**Exercise:** Repeat, exactly as written, all of the entries, but not their pictures.

**Entries supplied:**
******
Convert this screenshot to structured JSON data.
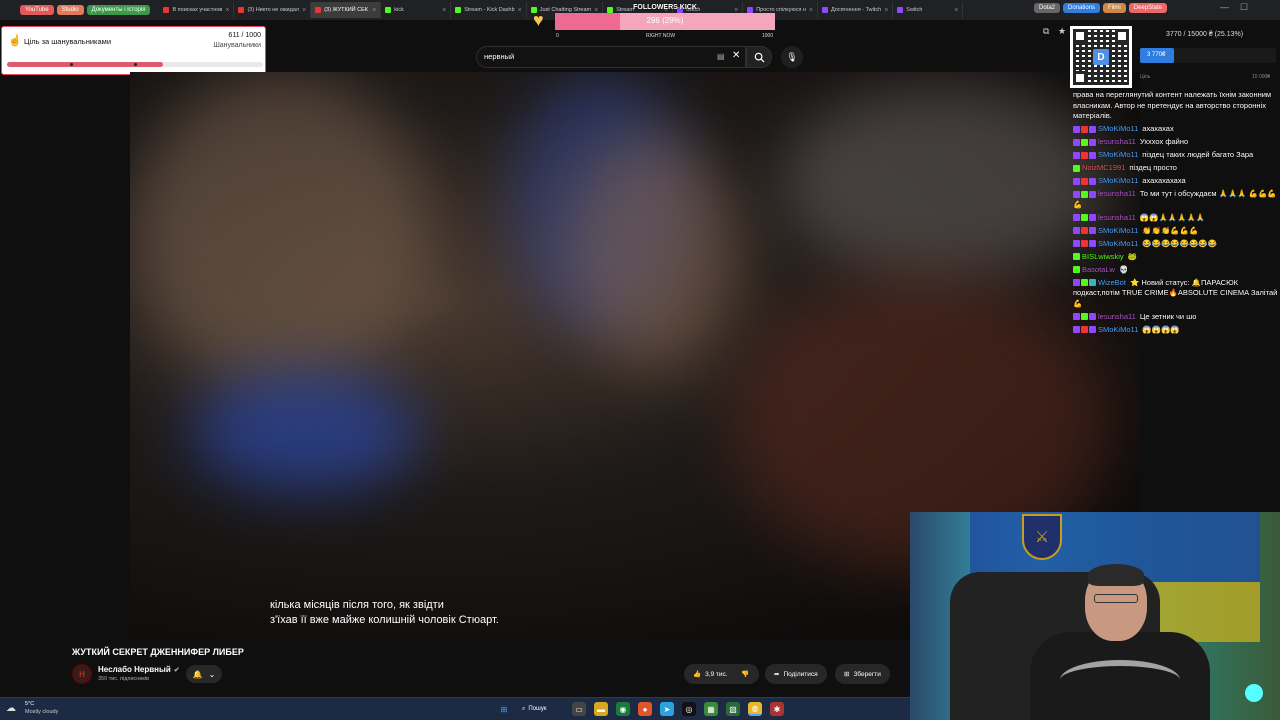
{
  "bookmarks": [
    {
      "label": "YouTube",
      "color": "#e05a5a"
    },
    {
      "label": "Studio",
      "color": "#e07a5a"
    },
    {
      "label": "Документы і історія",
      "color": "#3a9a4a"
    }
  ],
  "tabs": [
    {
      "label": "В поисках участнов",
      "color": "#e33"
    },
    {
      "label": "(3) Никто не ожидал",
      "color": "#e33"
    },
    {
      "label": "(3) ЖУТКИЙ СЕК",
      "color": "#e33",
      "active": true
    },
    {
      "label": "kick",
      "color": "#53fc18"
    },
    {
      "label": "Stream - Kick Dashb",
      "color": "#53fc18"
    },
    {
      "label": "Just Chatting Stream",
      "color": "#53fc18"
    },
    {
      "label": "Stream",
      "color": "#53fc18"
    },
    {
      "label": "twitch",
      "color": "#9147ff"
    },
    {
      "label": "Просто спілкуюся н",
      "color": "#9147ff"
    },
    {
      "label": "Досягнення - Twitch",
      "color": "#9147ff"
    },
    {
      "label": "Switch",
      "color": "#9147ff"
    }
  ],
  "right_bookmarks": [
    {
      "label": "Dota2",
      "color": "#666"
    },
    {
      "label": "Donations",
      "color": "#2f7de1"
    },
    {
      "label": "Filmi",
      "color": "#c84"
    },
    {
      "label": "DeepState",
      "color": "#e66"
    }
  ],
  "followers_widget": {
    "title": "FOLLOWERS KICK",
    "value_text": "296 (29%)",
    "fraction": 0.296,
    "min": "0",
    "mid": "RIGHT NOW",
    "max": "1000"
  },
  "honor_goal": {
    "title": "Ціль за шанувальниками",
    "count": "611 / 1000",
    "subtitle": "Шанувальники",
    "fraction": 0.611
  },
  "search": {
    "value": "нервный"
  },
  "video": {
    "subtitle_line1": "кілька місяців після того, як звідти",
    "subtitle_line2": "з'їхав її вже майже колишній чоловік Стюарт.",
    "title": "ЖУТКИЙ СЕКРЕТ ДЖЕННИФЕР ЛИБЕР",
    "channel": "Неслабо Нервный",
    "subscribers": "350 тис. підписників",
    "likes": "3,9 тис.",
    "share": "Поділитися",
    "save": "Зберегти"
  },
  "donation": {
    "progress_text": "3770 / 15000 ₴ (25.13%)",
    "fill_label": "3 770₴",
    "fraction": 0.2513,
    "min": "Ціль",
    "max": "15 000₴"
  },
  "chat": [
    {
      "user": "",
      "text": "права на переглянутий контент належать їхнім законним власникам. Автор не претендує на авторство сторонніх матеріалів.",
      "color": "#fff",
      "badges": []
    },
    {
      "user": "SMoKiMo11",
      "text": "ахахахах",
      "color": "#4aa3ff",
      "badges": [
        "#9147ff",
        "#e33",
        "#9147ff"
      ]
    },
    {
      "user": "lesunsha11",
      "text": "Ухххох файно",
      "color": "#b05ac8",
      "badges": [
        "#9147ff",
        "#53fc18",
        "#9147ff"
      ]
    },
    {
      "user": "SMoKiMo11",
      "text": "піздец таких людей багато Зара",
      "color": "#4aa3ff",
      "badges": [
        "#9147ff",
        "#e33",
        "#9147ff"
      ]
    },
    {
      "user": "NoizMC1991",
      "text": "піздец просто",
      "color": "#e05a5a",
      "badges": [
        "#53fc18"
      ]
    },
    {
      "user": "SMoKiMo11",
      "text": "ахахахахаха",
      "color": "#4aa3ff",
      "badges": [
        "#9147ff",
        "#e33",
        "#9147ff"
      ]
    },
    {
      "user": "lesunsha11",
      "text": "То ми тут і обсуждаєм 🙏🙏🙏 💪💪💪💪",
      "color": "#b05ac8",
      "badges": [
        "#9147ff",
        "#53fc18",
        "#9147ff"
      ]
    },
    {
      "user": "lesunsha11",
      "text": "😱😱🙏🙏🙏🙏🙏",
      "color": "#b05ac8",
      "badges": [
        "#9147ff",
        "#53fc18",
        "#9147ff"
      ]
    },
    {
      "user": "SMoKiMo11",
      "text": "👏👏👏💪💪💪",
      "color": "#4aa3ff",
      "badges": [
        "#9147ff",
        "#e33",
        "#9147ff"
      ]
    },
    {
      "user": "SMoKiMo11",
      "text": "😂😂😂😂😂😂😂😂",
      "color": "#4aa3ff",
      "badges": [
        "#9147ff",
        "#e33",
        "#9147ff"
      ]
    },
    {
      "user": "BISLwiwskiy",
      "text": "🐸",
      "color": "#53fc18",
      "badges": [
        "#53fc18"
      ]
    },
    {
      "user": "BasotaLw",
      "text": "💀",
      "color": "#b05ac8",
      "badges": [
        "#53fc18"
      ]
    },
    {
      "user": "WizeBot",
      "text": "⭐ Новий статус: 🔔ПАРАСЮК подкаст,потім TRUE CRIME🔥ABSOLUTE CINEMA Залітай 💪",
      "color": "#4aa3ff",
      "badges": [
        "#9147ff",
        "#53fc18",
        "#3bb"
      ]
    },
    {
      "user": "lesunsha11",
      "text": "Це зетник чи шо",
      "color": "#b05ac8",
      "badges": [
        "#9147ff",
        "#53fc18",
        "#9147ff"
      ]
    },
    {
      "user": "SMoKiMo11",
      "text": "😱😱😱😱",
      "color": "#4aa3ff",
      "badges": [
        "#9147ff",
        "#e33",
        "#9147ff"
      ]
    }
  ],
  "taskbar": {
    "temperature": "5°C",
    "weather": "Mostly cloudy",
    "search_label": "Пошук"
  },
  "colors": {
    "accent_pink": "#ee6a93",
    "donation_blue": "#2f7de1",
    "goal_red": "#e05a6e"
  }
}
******
**Answer for this exercise:**
Convert this screenshot to structured JSON data.
{
  "bookmarks": [
    {
      "label": "YouTube",
      "color": "#e05a5a"
    },
    {
      "label": "Studio",
      "color": "#e07a5a"
    },
    {
      "label": "Документы і історія",
      "color": "#3a9a4a"
    }
  ],
  "tabs": [
    {
      "label": "В поисках участнов",
      "color": "#e33"
    },
    {
      "label": "(3) Никто не ожидал",
      "color": "#e33"
    },
    {
      "label": "(3) ЖУТКИЙ СЕК",
      "color": "#e33",
      "active": true
    },
    {
      "label": "kick",
      "color": "#53fc18"
    },
    {
      "label": "Stream - Kick Dashb",
      "color": "#53fc18"
    },
    {
      "label": "Just Chatting Stream",
      "color": "#53fc18"
    },
    {
      "label": "Stream",
      "color": "#53fc18"
    },
    {
      "label": "twitch",
      "color": "#9147ff"
    },
    {
      "label": "Просто спілкуюся н",
      "color": "#9147ff"
    },
    {
      "label": "Досягнення - Twitch",
      "color": "#9147ff"
    },
    {
      "label": "Switch",
      "color": "#9147ff"
    }
  ],
  "right_bookmarks": [
    {
      "label": "Dota2",
      "color": "#666"
    },
    {
      "label": "Donations",
      "color": "#2f7de1"
    },
    {
      "label": "Filmi",
      "color": "#c84"
    },
    {
      "label": "DeepState",
      "color": "#e66"
    }
  ],
  "followers_widget": {
    "title": "FOLLOWERS KICK",
    "value_text": "296 (29%)",
    "fraction": 0.296,
    "min": "0",
    "mid": "RIGHT NOW",
    "max": "1000"
  },
  "honor_goal": {
    "title": "Ціль за шанувальниками",
    "count": "611 / 1000",
    "subtitle": "Шанувальники",
    "fraction": 0.611
  },
  "search": {
    "value": "нервный"
  },
  "video": {
    "subtitle_line1": "кілька місяців після того, як звідти",
    "subtitle_line2": "з'їхав її вже майже колишній чоловік Стюарт.",
    "title": "ЖУТКИЙ СЕКРЕТ ДЖЕННИФЕР ЛИБЕР",
    "channel": "Неслабо Нервный",
    "subscribers": "350 тис. підписників",
    "likes": "3,9 тис.",
    "share": "Поділитися",
    "save": "Зберегти"
  },
  "donation": {
    "progress_text": "3770 / 15000 ₴ (25.13%)",
    "fill_label": "3 770₴",
    "fraction": 0.2513,
    "min": "Ціль",
    "max": "15 000₴"
  },
  "chat": [
    {
      "user": "",
      "text": "права на переглянутий контент належать їхнім законним власникам. Автор не претендує на авторство сторонніх матеріалів.",
      "color": "#fff",
      "badges": []
    },
    {
      "user": "SMoKiMo11",
      "text": "ахахахах",
      "color": "#4aa3ff",
      "badges": [
        "#9147ff",
        "#e33",
        "#9147ff"
      ]
    },
    {
      "user": "lesunsha11",
      "text": "Ухххох файно",
      "color": "#b05ac8",
      "badges": [
        "#9147ff",
        "#53fc18",
        "#9147ff"
      ]
    },
    {
      "user": "SMoKiMo11",
      "text": "піздец таких людей багато Зара",
      "color": "#4aa3ff",
      "badges": [
        "#9147ff",
        "#e33",
        "#9147ff"
      ]
    },
    {
      "user": "NoizMC1991",
      "text": "піздец просто",
      "color": "#e05a5a",
      "badges": [
        "#53fc18"
      ]
    },
    {
      "user": "SMoKiMo11",
      "text": "ахахахахаха",
      "color": "#4aa3ff",
      "badges": [
        "#9147ff",
        "#e33",
        "#9147ff"
      ]
    },
    {
      "user": "lesunsha11",
      "text": "То ми тут і обсуждаєм 🙏🙏🙏 💪💪💪💪",
      "color": "#b05ac8",
      "badges": [
        "#9147ff",
        "#53fc18",
        "#9147ff"
      ]
    },
    {
      "user": "lesunsha11",
      "text": "😱😱🙏🙏🙏🙏🙏",
      "color": "#b05ac8",
      "badges": [
        "#9147ff",
        "#53fc18",
        "#9147ff"
      ]
    },
    {
      "user": "SMoKiMo11",
      "text": "👏👏👏💪💪💪",
      "color": "#4aa3ff",
      "badges": [
        "#9147ff",
        "#e33",
        "#9147ff"
      ]
    },
    {
      "user": "SMoKiMo11",
      "text": "😂😂😂😂😂😂😂😂",
      "color": "#4aa3ff",
      "badges": [
        "#9147ff",
        "#e33",
        "#9147ff"
      ]
    },
    {
      "user": "BISLwiwskiy",
      "text": "🐸",
      "color": "#53fc18",
      "badges": [
        "#53fc18"
      ]
    },
    {
      "user": "BasotaLw",
      "text": "💀",
      "color": "#b05ac8",
      "badges": [
        "#53fc18"
      ]
    },
    {
      "user": "WizeBot",
      "text": "⭐ Новий статус: 🔔ПАРАСЮК подкаст,потім TRUE CRIME🔥ABSOLUTE CINEMA Залітай 💪",
      "color": "#4aa3ff",
      "badges": [
        "#9147ff",
        "#53fc18",
        "#3bb"
      ]
    },
    {
      "user": "lesunsha11",
      "text": "Це зетник чи шо",
      "color": "#b05ac8",
      "badges": [
        "#9147ff",
        "#53fc18",
        "#9147ff"
      ]
    },
    {
      "user": "SMoKiMo11",
      "text": "😱😱😱😱",
      "color": "#4aa3ff",
      "badges": [
        "#9147ff",
        "#e33",
        "#9147ff"
      ]
    }
  ],
  "taskbar": {
    "temperature": "5°C",
    "weather": "Mostly cloudy",
    "search_label": "Пошук"
  },
  "colors": {
    "accent_pink": "#ee6a93",
    "donation_blue": "#2f7de1",
    "goal_red": "#e05a6e"
  }
}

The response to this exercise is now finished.